Nearly 20 years of public concerns and complaints about forestry and range practices on B.C.’s Crown land are summarized in a new report released by the Forest Practices Board today.
“Complaints and concerns provide a barometer of public acceptance of forest and range management, identifying trends and issues that the board will sometimes examine in more detail,” said board chair, Tim Ryan. “They provide a measure of how well B.C.’s forest and range lands are being managed and how much confidence the public has in industry and government practices.”
Since 1995, the board has responded to over 1,100 concerns and 300 complaints, leading to 181 formal recommendations for improvement to forest and range planning, practices and public consultation.
Topics most commonly complained about are conservation of forest values such as water, soundness of forest planning and practices and adequacy of both public involvement processes and government enforcement of the law. Complaints have come from many sources including individuals, water users, environmental and community groups, First Nations, trappers, ranchers and recreationists.
The report findings show that in 70% of cases, provincial legislation is appropriately followed but there is usually room for improvement, particularly when it comes to communication between those carrying out forest and range practices and those affected by them.

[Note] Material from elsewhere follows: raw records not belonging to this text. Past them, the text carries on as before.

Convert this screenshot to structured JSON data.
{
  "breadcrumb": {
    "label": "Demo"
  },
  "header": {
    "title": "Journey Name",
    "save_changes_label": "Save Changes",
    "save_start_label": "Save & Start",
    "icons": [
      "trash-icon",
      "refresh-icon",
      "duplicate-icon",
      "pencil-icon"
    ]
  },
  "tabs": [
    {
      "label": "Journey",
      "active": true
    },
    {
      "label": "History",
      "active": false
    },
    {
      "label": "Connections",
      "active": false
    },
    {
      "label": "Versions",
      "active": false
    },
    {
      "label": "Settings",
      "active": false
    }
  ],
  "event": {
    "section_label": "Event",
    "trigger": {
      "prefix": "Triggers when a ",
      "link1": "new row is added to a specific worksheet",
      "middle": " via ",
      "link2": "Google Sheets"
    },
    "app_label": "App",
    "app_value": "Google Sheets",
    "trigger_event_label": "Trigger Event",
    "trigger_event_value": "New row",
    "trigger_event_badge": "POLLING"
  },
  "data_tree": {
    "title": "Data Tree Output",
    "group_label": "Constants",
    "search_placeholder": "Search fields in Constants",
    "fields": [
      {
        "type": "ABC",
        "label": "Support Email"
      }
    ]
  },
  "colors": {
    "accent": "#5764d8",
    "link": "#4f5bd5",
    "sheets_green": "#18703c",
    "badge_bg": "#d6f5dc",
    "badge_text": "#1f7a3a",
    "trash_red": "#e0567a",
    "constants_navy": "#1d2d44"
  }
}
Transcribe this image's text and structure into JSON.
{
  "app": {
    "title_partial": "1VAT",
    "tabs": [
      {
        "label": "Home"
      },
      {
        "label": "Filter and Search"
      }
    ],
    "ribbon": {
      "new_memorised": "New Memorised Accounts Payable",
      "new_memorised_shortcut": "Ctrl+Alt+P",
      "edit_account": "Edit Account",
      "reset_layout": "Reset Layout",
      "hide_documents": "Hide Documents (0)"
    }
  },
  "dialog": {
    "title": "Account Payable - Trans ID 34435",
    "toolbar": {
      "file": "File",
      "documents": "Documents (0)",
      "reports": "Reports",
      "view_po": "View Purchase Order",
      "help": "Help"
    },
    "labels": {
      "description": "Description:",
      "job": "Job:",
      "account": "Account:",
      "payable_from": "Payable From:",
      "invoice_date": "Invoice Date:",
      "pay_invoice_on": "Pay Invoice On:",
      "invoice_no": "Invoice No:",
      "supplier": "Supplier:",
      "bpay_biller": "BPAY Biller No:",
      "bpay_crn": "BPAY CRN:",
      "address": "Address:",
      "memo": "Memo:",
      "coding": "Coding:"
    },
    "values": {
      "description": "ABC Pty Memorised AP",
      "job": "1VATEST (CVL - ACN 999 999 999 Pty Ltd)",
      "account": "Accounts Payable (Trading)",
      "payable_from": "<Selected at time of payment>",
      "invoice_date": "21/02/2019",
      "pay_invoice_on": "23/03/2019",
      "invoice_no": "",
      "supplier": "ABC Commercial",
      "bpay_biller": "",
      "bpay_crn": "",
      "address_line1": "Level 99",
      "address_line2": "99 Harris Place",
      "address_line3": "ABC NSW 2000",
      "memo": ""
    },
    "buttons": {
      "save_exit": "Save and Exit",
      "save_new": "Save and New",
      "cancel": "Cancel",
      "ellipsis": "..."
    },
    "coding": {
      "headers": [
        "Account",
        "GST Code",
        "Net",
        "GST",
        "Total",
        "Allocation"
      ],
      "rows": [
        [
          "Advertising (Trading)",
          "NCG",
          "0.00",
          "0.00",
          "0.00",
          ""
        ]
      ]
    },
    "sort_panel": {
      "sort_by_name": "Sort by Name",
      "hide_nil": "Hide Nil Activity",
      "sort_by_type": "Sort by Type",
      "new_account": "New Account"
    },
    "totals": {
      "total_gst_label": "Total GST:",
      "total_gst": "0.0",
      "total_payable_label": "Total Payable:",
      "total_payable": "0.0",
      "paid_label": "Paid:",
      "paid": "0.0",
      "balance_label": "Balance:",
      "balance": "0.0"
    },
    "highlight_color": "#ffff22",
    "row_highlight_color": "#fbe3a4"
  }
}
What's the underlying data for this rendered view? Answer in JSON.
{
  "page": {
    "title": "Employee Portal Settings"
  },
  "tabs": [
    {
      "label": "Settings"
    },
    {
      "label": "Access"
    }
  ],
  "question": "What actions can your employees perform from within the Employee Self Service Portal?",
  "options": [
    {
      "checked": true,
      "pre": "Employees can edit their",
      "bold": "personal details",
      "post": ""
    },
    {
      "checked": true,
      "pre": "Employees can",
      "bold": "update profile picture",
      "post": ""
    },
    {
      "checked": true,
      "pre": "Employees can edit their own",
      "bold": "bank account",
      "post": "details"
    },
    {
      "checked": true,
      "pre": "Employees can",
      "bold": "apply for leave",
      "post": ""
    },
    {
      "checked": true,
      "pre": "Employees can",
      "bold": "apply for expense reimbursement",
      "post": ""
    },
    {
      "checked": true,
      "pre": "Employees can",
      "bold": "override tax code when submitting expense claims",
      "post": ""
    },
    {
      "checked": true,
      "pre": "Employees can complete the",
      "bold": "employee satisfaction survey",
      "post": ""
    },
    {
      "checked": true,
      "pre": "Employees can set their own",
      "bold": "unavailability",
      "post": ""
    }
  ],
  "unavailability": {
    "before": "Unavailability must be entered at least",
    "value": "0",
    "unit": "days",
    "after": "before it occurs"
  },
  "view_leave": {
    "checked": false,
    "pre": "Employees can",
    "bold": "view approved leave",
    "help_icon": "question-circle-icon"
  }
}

The board was created in 1995 to ensure industry follows provincial forest and range legislation and government adequately enforces it.
The board can investigate public complaints and make recommendations for improvement, but it also tries to help resolve issues and improve resource stewardship whenever possible.
All complaint investigations are available on the board’s website, along with this latest report: www.fpb.gov.bc.ca